(App and web page records)
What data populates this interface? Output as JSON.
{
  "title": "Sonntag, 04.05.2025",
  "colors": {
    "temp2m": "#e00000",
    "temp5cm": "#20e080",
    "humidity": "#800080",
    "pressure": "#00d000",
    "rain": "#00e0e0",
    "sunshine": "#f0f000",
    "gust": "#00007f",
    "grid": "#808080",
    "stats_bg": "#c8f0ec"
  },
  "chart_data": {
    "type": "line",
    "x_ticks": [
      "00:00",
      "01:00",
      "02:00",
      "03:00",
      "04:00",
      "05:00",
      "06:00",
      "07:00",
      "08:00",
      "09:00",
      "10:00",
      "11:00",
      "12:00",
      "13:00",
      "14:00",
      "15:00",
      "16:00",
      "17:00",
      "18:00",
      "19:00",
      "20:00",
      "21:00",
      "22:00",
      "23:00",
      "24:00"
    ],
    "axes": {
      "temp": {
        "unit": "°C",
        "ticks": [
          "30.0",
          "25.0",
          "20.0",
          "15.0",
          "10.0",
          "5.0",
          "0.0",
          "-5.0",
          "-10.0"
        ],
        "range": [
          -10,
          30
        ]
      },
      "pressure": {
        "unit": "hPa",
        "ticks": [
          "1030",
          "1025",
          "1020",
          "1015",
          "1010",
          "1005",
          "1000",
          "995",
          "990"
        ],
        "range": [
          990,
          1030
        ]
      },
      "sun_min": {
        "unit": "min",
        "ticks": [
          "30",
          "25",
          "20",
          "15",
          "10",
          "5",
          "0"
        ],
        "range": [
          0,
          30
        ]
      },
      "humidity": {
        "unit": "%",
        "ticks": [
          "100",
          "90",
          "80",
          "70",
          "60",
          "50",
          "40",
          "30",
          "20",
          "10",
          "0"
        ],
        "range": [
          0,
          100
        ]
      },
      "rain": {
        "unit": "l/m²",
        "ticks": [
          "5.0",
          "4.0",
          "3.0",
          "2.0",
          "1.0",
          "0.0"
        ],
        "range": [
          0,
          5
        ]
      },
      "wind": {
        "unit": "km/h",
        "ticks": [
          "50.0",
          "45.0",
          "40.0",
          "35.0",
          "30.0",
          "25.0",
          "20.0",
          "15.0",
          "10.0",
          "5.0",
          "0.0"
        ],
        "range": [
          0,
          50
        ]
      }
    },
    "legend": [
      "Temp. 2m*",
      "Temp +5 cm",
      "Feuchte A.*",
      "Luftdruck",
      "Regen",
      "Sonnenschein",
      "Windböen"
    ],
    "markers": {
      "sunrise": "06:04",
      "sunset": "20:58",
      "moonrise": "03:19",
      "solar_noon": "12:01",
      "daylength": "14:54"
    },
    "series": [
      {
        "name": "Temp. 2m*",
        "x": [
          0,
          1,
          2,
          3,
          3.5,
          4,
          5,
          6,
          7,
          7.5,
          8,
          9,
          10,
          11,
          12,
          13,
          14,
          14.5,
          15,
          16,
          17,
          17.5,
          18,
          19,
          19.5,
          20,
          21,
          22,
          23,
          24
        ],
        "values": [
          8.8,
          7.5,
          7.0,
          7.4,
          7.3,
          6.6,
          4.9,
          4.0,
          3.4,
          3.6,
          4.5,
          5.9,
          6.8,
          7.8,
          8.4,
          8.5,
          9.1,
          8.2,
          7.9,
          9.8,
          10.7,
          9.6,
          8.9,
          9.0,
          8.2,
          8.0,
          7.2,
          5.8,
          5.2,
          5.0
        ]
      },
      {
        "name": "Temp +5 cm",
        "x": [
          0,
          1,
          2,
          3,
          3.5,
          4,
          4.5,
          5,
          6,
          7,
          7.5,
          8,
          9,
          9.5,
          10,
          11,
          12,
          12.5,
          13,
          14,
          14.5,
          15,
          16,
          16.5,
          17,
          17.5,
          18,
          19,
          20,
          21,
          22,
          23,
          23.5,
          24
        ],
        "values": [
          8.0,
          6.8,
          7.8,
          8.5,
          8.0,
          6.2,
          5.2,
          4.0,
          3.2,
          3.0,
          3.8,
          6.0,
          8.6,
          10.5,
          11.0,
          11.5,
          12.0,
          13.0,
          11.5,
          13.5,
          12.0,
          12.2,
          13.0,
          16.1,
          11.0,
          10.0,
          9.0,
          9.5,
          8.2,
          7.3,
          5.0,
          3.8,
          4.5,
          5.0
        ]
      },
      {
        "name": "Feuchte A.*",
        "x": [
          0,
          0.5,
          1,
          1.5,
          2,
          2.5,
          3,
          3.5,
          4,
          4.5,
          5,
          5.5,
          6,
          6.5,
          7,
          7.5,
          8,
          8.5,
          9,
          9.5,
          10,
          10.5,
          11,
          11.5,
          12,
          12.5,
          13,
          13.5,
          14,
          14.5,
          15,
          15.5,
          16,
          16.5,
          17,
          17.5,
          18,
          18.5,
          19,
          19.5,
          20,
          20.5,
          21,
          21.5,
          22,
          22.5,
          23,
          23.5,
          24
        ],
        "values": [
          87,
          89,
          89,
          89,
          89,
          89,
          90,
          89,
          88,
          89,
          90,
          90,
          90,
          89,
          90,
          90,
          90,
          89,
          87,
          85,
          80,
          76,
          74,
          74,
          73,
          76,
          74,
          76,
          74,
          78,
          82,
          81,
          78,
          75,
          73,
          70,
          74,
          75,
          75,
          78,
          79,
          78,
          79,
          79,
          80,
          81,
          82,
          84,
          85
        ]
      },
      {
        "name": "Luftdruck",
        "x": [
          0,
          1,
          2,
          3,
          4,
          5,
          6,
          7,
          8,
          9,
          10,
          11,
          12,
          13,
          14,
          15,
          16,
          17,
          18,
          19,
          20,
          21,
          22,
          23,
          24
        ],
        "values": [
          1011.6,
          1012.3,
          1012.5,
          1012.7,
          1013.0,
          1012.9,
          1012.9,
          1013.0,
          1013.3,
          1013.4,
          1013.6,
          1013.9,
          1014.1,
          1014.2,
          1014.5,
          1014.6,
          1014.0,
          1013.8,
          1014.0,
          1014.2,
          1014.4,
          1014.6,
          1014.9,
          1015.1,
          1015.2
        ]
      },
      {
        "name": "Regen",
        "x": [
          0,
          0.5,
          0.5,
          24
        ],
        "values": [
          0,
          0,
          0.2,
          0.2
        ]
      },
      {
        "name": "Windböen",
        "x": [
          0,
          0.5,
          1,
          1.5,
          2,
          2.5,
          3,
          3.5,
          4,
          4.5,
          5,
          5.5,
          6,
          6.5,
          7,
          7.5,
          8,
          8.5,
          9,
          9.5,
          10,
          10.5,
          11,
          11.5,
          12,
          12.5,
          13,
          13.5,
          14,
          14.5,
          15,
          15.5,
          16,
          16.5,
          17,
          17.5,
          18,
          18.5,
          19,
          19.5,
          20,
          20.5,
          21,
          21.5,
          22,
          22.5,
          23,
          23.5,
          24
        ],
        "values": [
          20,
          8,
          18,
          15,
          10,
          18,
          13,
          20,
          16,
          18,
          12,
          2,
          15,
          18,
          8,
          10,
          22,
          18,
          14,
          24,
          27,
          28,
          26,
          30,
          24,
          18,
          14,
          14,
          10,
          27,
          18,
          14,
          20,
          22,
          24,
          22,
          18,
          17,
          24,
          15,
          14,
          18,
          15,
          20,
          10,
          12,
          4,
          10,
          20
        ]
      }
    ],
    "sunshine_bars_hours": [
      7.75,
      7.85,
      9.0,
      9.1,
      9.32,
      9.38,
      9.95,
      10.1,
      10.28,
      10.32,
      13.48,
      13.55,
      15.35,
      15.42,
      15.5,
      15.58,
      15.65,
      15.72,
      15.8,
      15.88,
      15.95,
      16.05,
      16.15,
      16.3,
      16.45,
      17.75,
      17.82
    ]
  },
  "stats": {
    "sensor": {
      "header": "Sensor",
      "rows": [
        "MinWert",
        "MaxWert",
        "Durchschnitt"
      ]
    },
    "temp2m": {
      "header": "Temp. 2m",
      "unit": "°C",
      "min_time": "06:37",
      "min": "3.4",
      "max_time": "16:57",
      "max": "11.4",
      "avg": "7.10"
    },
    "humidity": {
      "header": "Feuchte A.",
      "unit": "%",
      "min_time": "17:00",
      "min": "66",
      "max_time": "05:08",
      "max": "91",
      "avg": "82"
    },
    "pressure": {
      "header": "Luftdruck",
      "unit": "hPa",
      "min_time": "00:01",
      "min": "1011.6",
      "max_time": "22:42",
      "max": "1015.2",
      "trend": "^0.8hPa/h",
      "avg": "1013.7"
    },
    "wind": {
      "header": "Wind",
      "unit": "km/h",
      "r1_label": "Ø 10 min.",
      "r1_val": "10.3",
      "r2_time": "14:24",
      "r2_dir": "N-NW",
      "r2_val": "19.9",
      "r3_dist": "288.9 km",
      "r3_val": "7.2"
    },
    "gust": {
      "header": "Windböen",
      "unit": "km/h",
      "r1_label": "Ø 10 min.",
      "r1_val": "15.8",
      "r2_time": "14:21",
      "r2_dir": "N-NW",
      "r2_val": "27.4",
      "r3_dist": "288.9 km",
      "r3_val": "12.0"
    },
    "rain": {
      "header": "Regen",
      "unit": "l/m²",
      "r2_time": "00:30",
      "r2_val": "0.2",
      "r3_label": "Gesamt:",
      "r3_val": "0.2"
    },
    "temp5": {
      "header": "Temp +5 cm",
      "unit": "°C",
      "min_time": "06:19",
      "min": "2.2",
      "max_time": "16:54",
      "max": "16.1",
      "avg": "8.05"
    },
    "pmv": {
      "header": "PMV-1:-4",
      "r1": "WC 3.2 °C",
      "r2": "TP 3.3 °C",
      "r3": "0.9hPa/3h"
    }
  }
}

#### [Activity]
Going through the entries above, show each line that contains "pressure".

#### [Output of the task]
    "pressure": "#00d000",
      "pressure": {
    "pressure": {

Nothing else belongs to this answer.